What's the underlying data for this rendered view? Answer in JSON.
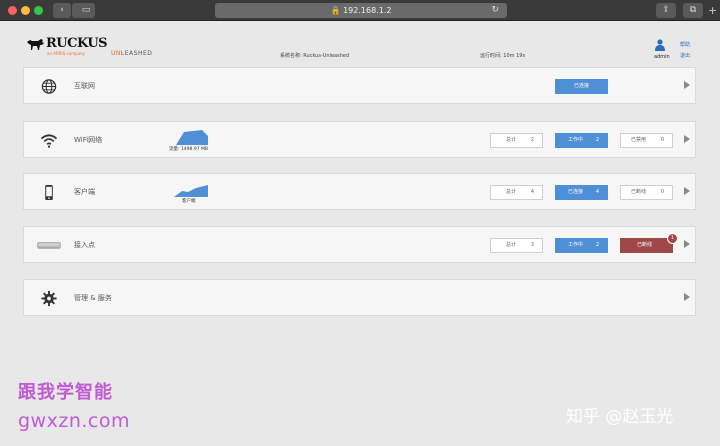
{
  "browser": {
    "url": "192.168.1.2",
    "plus": "+"
  },
  "header": {
    "brand": "RUCKUS",
    "brand_sub": "an ARRIS company",
    "unleashed_prefix": "UN",
    "unleashed_suffix": "LEASHED",
    "system_name": "系统名称: Ruckus-Unleashed",
    "uptime": "运行时间: 10m 19s",
    "user": "admin",
    "help": "帮助",
    "logout": "退出"
  },
  "panels": {
    "internet": {
      "title": "互联网",
      "status": "已连接"
    },
    "wifi": {
      "title": "WiFi网络",
      "traffic": "流量: 1498.97 MB",
      "total_label": "总计",
      "total": "2",
      "active_label": "工作中",
      "active": "2",
      "disabled_label": "已禁用",
      "disabled": "0"
    },
    "clients": {
      "title": "客户端",
      "spark_label": "客户端",
      "total_label": "总计",
      "total": "4",
      "connected_label": "已连接",
      "connected": "4",
      "disconnected_label": "已断线",
      "disconnected": "0"
    },
    "aps": {
      "title": "接入点",
      "total_label": "总计",
      "total": "3",
      "active_label": "工作中",
      "active": "2",
      "offline_label": "已断线",
      "badge": "1"
    },
    "admin": {
      "title": "管理 & 服务"
    }
  },
  "watermark": {
    "line1": "跟我学智能",
    "line2": "gwxzn.com",
    "credit": "知乎 @赵玉光"
  },
  "colors": {
    "accent_blue": "#4e8fd6",
    "alert_red": "#a04848",
    "brand_orange": "#f26a21"
  }
}
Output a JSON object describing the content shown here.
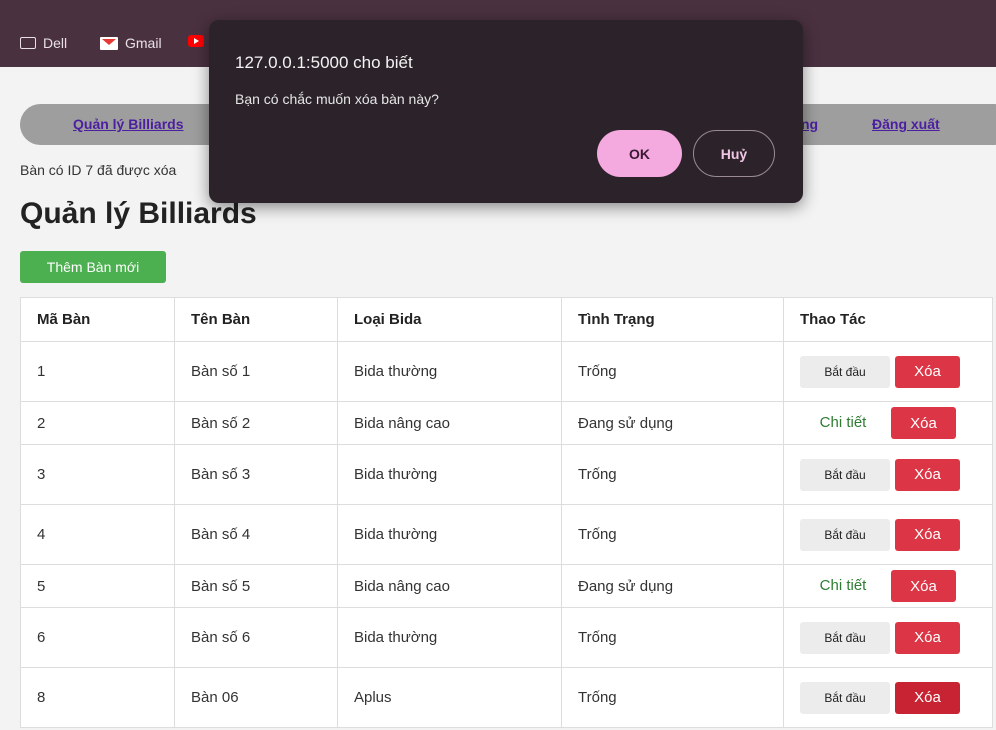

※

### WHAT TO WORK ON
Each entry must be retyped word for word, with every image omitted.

### SOLUTION TO THE EXERCISE
What's the underlying data for this rendered view? Answer in JSON.
{
  "browser": {
    "url": "192.168.1.2",
    "plus": "+"
  },
  "header": {
    "brand": "RUCKUS",
    "brand_sub": "an ARRIS company",
    "unleashed_prefix": "UN",
    "unleashed_suffix": "LEASHED",
    "system_name": "系统名称: Ruckus-Unleashed",
    "uptime": "运行时间: 10m 19s",
    "user": "admin",
    "help": "帮助",
    "logout": "退出"
  },
  "panels": {
    "internet": {
      "title": "互联网",
      "status": "已连接"
    },
    "wifi": {
      "title": "WiFi网络",
      "traffic": "流量: 1498.97 MB",
      "total_label": "总计",
      "total": "2",
      "active_label": "工作中",
      "active": "2",
      "disabled_label": "已禁用",
      "disabled": "0"
    },
    "clients": {
      "title": "客户端",
      "spark_label": "客户端",
      "total_label": "总计",
      "total": "4",
      "connected_label": "已连接",
      "connected": "4",
      "disconnected_label": "已断线",
      "disconnected": "0"
    },
    "aps": {
      "title": "接入点",
      "total_label": "总计",
      "total": "3",
      "active_label": "工作中",
      "active": "2",
      "offline_label": "已断线",
      "badge": "1"
    },
    "admin": {
      "title": "管理 & 服务"
    }
  },
  "watermark": {
    "line1": "跟我学智能",
    "line2": "gwxzn.com",
    "credit": "知乎 @赵玉光"
  },
  "colors": {
    "accent_blue": "#4e8fd6",
    "alert_red": "#a04848",
    "brand_orange": "#f26a21"
  }
}
Output a JSON object describing the content shown here.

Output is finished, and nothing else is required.